HOW TO COMPLETE THIS TASK> Write only the number of lines in the entries below that contain the string "Filter".

PROVIDED INFORMATION>
▶

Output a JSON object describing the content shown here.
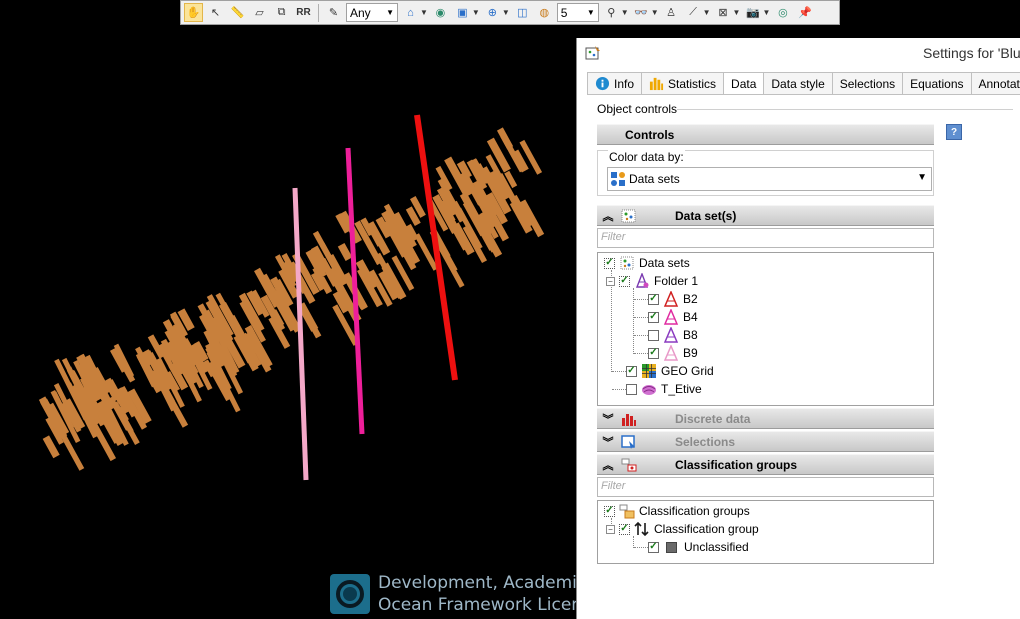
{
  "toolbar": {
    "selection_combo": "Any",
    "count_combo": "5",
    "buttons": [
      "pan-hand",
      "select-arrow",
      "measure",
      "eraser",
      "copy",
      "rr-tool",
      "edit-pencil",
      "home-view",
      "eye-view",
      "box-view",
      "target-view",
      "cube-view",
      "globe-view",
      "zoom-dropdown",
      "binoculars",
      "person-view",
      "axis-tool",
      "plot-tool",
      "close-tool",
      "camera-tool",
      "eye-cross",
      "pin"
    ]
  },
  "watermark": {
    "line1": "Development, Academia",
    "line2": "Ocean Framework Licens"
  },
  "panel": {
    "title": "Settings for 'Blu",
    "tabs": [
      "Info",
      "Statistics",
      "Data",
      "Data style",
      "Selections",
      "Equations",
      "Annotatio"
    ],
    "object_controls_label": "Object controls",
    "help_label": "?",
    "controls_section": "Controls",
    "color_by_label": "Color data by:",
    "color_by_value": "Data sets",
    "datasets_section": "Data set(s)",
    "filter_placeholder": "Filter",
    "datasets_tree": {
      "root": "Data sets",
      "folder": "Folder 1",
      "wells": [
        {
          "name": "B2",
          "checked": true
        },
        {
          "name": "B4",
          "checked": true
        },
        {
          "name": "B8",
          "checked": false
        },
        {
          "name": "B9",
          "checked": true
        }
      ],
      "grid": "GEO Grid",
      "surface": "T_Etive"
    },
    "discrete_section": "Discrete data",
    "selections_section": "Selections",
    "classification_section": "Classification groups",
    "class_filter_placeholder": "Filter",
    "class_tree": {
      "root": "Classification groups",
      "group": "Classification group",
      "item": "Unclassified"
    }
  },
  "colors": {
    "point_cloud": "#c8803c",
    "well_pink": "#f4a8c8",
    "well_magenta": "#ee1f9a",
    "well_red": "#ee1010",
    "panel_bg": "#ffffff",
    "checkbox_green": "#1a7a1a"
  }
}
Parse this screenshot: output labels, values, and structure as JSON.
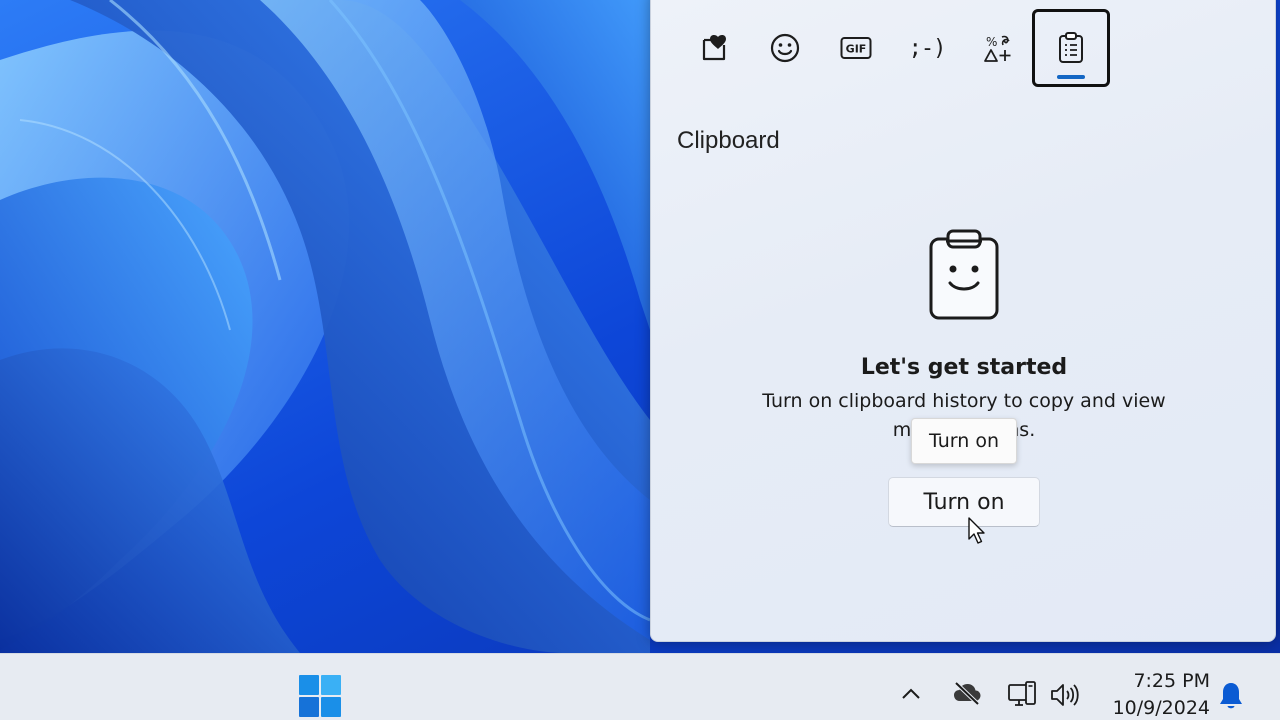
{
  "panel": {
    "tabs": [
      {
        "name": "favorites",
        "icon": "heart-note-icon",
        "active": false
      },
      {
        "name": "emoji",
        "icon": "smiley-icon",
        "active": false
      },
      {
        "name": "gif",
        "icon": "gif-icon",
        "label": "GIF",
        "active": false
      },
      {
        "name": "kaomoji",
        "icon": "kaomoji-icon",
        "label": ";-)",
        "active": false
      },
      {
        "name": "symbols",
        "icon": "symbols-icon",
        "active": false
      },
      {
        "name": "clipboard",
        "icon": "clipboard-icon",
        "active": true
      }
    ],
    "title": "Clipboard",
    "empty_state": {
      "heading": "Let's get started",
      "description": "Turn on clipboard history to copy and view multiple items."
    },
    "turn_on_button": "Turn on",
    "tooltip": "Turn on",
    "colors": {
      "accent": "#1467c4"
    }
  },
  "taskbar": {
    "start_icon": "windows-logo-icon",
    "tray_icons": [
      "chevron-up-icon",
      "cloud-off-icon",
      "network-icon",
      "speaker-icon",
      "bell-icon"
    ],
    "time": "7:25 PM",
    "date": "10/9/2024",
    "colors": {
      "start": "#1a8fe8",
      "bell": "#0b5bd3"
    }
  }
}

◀

RESULT FOR THIS EXERCISE> 2